→ WHAT IS REQUIRED
From the entries below, gather every line containing the string "soobin".
***** EXTRACTED DATA *****
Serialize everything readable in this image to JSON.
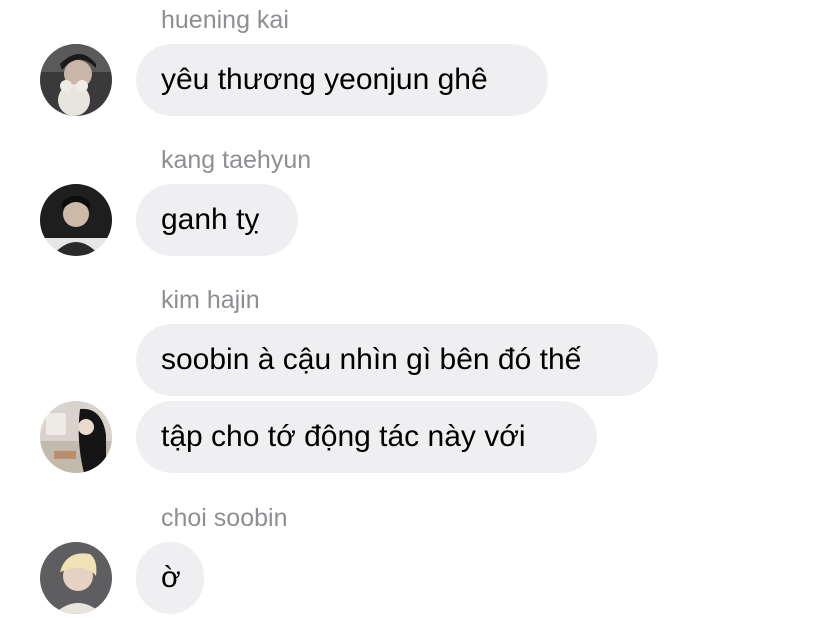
{
  "messages": [
    {
      "sender": "huening kai",
      "avatar_icon": "user-avatar-icon",
      "bubbles": [
        "yêu thương yeonjun ghê"
      ]
    },
    {
      "sender": "kang taehyun",
      "avatar_icon": "user-avatar-icon",
      "bubbles": [
        "ganh tỵ"
      ]
    },
    {
      "sender": "kim hajin",
      "avatar_icon": "user-avatar-icon",
      "bubbles": [
        "soobin à cậu nhìn gì bên đó thế",
        "tập cho tớ động tác này với"
      ]
    },
    {
      "sender": "choi soobin",
      "avatar_icon": "user-avatar-icon",
      "bubbles": [
        "ờ"
      ]
    }
  ],
  "colors": {
    "bubble_bg": "#efeff1",
    "sender_text": "#8e8e93",
    "message_text": "#000000"
  }
}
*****
→ EXERCISE OUTPUT
        "soobin à cậu nhìn gì bên đó thế",
      "sender": "choi soobin",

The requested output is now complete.